Odorizzi, Garver, and Arraez will all almost certainly improve their performances, and make contributions along the way. Big Mike will come back and inject some life and heft to their rotation as well. Hopefully Maeda, Dobnak, and Buxton will continue to fulfill expectations or even exceed them. Common sense and history would suggest that Josh Donaldson, off his injury, will begin to contribute, and that Sano and Kepler and Gonzalez (who’ve all been somewhere in the middle of this mix of good/bad/mediocre so far) will improve their numbers.

I’m not taking back my apology, they are better than the 33 wins I predicted…at least I think they are. But, at the same time, they are showing themselves to be not quite the runaway World Series contender that many of us had hoped them to be with their 10-2 start. They are, in typical Minnesota fashion, somewhere in between, going about their business, largely unnoticed by the national media, and leading us toward a successful (but not wildly so) season. Good, not great; contenders, not champions.
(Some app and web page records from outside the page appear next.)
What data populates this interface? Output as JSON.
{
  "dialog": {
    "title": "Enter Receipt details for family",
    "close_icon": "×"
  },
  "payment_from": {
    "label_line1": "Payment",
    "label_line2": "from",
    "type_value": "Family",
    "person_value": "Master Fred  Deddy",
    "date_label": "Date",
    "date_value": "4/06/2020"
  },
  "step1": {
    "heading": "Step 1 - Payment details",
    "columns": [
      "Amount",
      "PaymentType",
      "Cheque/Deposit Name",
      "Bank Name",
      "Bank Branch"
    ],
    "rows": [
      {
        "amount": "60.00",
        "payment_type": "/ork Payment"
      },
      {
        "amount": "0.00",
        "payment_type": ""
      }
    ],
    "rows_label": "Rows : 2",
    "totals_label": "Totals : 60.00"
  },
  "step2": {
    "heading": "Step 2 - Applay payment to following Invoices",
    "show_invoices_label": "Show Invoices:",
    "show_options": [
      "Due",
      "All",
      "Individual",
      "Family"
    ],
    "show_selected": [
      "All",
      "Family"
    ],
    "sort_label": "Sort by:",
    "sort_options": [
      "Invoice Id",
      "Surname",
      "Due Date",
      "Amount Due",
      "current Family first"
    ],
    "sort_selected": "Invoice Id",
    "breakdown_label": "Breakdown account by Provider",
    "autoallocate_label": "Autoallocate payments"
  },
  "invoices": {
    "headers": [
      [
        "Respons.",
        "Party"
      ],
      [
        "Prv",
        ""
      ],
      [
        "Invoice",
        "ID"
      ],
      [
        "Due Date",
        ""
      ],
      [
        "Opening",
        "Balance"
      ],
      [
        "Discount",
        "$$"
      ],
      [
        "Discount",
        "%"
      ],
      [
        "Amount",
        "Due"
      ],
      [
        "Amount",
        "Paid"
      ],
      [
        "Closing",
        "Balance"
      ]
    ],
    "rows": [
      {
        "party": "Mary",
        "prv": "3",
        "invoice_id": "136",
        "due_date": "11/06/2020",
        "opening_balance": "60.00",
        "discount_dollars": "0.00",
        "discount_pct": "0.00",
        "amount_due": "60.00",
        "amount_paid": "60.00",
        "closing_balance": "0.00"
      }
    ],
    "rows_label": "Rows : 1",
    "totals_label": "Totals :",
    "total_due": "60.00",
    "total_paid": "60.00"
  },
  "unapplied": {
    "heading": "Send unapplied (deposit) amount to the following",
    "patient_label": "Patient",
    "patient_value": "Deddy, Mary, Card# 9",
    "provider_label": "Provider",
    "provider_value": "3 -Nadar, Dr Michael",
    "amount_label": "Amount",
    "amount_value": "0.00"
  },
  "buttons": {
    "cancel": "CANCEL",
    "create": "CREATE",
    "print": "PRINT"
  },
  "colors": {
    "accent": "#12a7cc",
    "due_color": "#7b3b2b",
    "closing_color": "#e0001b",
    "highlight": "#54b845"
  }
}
But, of course, I could be wrong, I’ve only had to completely reassess my position twice so far, through 18 games, so I won’t be surprised to be surprised again by what I see after 36 games. The answer to the question of whether the glass is half full or half empty is…yes, it apparently is.

In this team, the observer can see what he/she wants to see. If you see championship potential, who am I to argue? If you see relatively early playoff disappointment, who am I to argue? As the late Denny Green might have said: “they were who we thought they were.” I’m personally, just not sure yet what I think they are.

Then again, I’ve never considered quoting Denny Green so often in anything I’ve written before now, so, anything is possible I suppose. I’m watching the games, but I’m still not sure what my eyes are seeing, and as I reach for the glass beside me, I’m left to ponder how to describe the quantity before me. Half full or half empty? It is what you think it is.